Exercise aim:
In the data that follows, every line containing the word "this" should be returned.

+ + + + + + +

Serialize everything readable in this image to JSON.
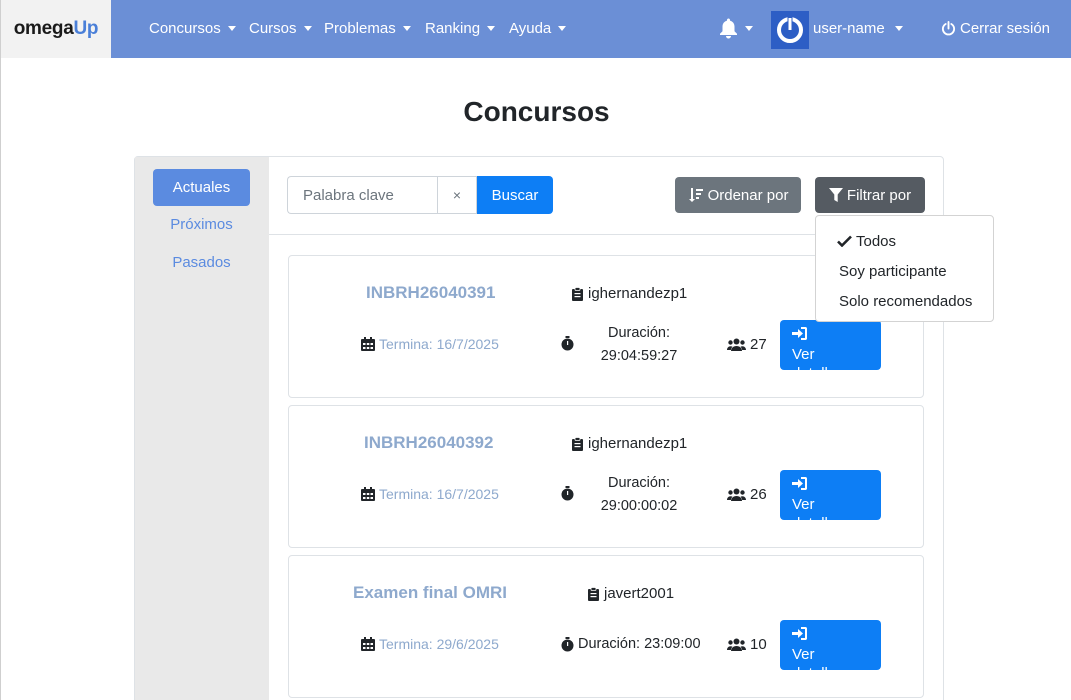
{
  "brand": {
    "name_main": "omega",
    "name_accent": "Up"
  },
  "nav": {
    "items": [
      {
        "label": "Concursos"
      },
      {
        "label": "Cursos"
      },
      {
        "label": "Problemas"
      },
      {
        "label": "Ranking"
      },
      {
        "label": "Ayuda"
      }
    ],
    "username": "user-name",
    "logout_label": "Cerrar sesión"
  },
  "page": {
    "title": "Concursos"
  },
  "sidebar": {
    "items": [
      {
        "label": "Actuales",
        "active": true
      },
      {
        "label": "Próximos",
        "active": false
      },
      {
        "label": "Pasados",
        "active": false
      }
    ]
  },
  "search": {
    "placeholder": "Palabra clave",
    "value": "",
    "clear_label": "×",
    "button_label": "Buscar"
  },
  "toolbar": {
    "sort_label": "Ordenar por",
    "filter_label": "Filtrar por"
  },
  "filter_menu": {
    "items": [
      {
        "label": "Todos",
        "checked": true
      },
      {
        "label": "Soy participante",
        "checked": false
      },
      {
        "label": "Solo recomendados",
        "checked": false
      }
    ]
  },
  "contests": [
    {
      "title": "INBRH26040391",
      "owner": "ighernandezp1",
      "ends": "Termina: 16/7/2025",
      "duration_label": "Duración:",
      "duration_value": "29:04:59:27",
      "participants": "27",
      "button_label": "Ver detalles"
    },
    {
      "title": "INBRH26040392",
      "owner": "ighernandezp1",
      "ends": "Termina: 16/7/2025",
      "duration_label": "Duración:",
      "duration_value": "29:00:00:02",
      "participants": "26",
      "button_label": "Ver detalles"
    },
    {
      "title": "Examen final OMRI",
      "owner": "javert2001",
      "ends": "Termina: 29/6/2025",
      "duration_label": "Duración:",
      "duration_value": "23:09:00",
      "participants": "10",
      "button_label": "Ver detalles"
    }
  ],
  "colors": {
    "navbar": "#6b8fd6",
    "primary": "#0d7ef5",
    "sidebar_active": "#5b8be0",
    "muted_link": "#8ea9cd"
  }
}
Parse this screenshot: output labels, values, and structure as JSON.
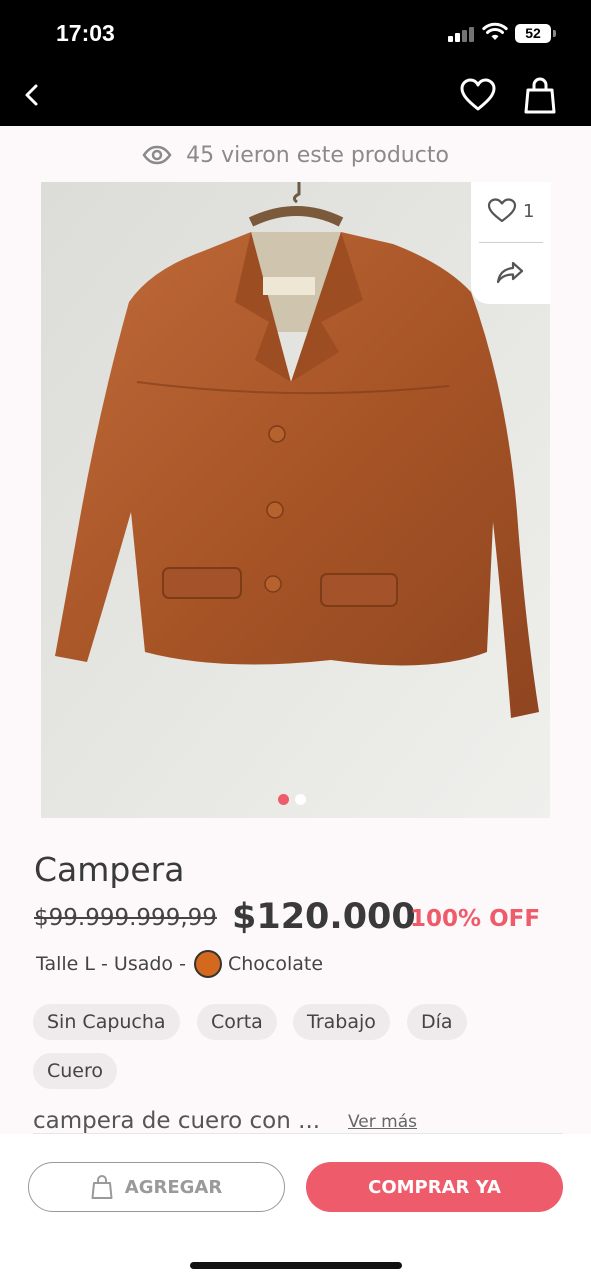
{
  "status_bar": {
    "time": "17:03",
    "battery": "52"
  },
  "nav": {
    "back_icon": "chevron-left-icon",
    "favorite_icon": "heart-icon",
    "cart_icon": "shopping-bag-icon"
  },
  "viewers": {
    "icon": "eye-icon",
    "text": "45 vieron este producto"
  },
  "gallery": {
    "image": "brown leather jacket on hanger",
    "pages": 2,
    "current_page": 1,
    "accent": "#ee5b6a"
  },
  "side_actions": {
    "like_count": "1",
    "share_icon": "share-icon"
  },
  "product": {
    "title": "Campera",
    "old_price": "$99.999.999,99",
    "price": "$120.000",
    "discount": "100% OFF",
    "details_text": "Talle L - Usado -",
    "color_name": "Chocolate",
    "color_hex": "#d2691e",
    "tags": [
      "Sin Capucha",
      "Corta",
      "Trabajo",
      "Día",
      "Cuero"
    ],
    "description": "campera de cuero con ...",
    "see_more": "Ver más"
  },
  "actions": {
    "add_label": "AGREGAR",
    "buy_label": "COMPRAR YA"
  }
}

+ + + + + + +

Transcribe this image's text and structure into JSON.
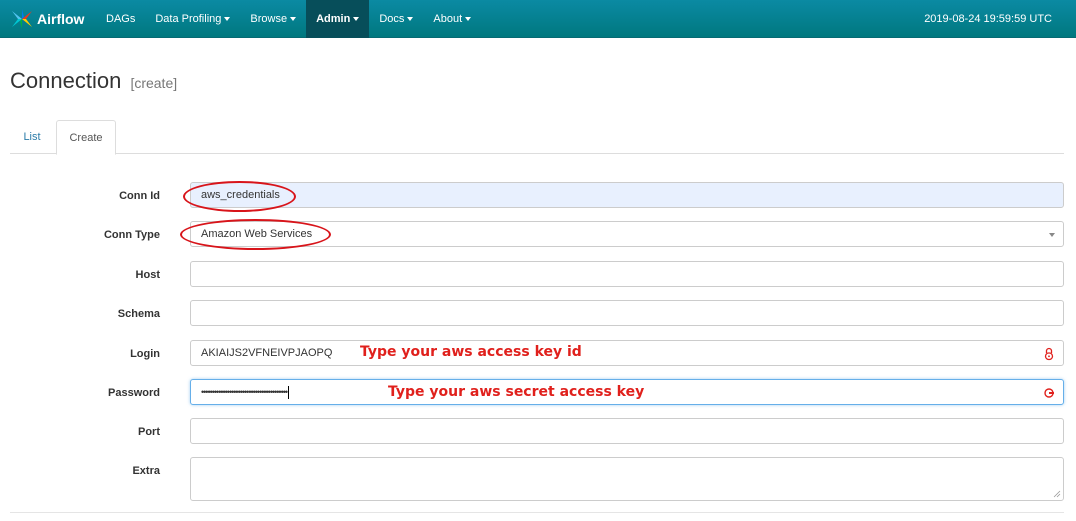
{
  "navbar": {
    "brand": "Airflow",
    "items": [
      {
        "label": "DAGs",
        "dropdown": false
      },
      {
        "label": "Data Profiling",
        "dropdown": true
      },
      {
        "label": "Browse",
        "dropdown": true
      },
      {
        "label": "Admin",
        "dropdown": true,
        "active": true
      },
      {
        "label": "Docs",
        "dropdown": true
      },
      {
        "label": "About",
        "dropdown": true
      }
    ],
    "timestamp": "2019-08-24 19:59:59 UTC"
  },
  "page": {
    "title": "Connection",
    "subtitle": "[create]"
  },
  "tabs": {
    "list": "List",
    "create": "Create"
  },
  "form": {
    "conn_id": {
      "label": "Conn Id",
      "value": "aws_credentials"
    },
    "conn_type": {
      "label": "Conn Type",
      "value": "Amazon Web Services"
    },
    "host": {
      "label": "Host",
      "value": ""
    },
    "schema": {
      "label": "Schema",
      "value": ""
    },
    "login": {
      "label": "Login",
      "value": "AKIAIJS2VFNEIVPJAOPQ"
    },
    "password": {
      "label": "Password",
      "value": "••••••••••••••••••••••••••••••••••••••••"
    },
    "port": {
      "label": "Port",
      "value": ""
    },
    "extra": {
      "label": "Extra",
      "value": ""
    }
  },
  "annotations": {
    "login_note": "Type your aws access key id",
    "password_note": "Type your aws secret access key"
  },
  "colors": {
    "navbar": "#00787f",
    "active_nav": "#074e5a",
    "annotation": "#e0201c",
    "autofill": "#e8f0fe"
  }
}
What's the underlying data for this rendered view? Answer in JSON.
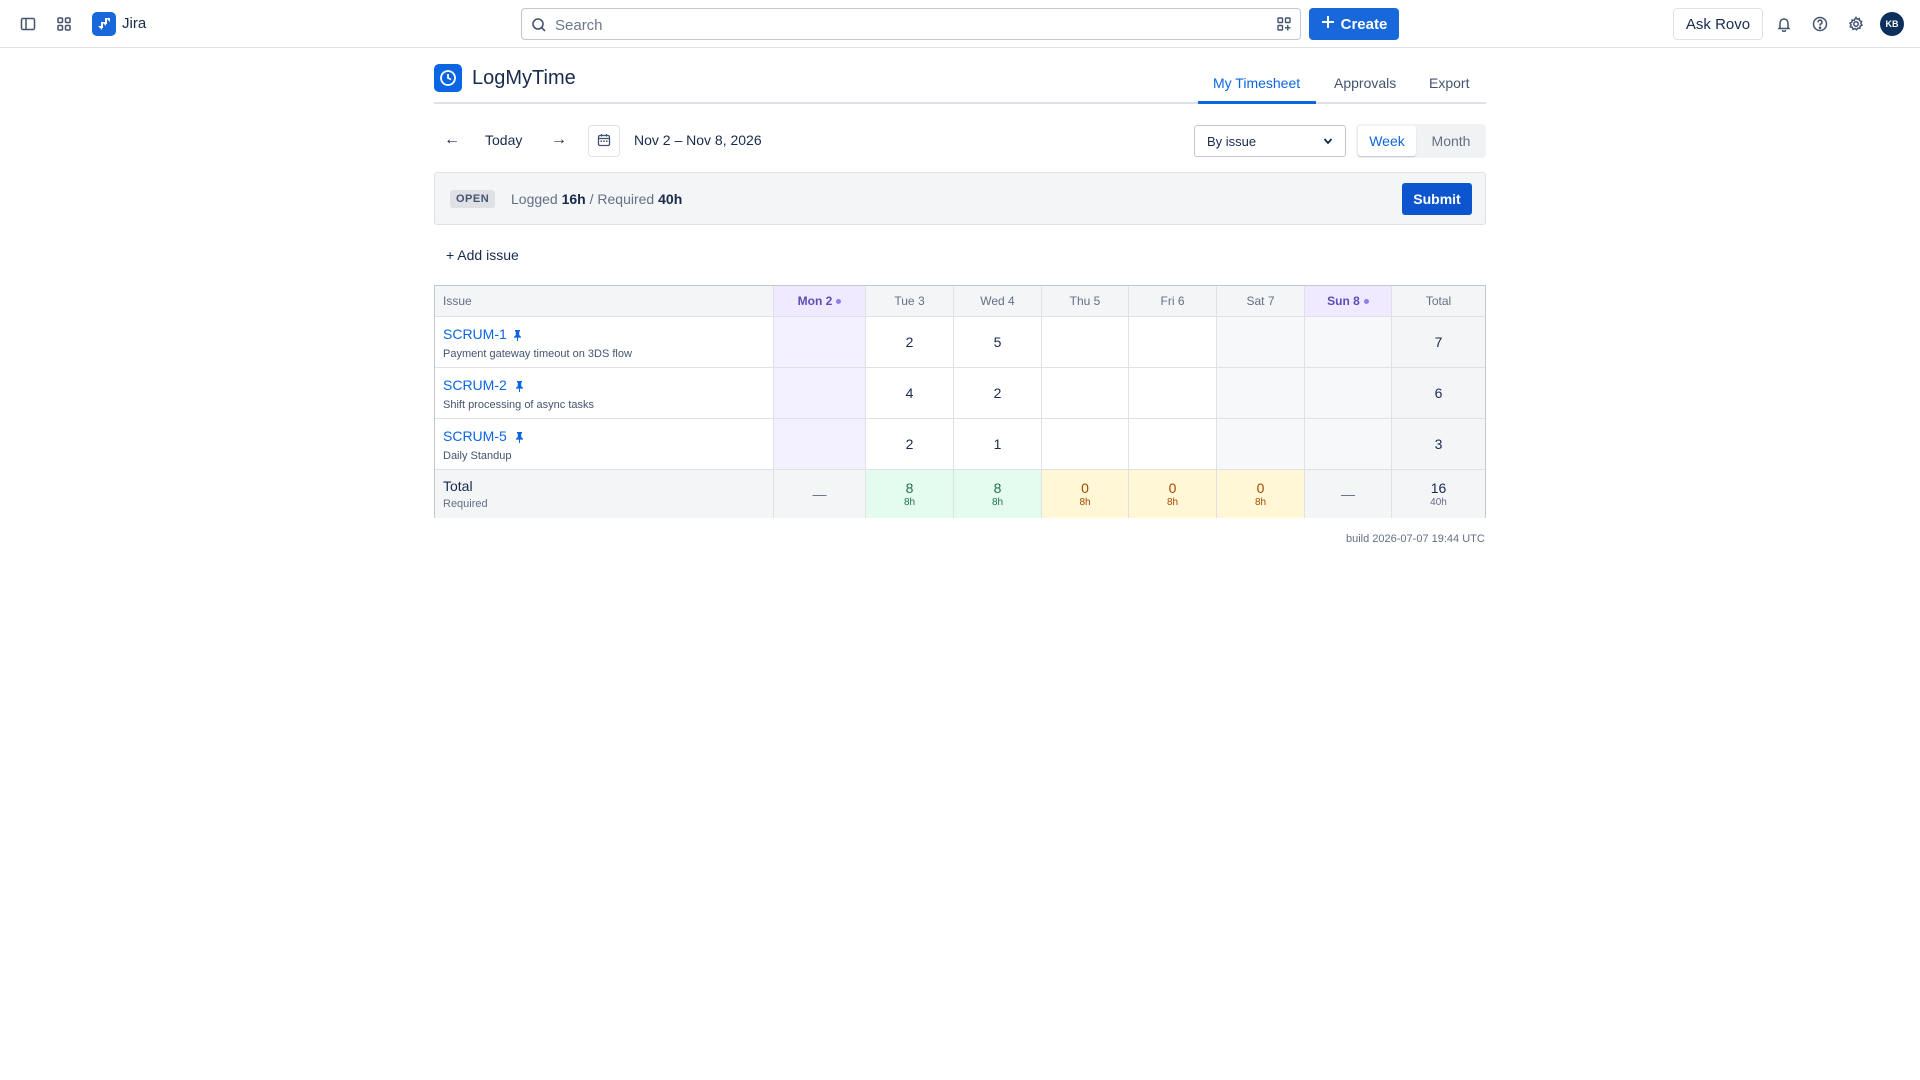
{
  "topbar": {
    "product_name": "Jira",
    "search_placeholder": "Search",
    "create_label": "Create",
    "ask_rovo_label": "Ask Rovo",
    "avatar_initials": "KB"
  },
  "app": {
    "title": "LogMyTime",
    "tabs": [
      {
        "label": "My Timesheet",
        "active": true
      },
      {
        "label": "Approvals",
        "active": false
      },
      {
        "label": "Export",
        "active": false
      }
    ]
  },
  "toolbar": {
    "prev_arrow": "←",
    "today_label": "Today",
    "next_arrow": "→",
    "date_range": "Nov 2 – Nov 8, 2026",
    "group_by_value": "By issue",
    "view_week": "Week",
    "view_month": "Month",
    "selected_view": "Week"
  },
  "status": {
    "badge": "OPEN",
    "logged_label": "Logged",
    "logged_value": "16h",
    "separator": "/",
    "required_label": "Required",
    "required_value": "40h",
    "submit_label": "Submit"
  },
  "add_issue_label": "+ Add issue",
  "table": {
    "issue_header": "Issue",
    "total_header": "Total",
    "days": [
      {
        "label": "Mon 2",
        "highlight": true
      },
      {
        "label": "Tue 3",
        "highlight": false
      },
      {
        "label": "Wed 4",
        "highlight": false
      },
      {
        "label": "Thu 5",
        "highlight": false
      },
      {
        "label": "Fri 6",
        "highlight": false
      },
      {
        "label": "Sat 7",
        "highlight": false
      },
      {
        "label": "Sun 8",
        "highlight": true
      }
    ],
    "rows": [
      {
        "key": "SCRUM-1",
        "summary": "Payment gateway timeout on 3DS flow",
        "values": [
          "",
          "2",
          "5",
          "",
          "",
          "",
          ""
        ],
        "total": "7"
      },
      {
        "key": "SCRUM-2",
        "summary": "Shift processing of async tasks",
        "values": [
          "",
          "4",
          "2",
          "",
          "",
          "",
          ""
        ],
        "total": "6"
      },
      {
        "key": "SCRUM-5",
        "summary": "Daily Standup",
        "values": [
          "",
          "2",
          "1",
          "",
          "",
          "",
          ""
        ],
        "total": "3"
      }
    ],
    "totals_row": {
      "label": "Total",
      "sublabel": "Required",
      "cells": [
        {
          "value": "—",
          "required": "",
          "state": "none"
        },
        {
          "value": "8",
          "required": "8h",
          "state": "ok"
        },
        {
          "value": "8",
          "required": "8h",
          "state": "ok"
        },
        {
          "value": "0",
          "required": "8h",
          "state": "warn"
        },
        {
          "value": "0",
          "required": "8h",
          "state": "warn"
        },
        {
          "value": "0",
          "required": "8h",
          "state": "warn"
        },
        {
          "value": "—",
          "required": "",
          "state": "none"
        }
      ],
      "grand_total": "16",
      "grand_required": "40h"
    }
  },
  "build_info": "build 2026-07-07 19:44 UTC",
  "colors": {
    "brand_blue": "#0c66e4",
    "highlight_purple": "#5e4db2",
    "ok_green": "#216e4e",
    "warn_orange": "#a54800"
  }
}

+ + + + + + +

Answer section:
Serialize everything readable in this image to JSON.
Parse this screenshot: output labels, values, and structure as JSON.
Transcribe this image's text and structure into JSON.
What's the underlying data for this rendered view? Answer in JSON.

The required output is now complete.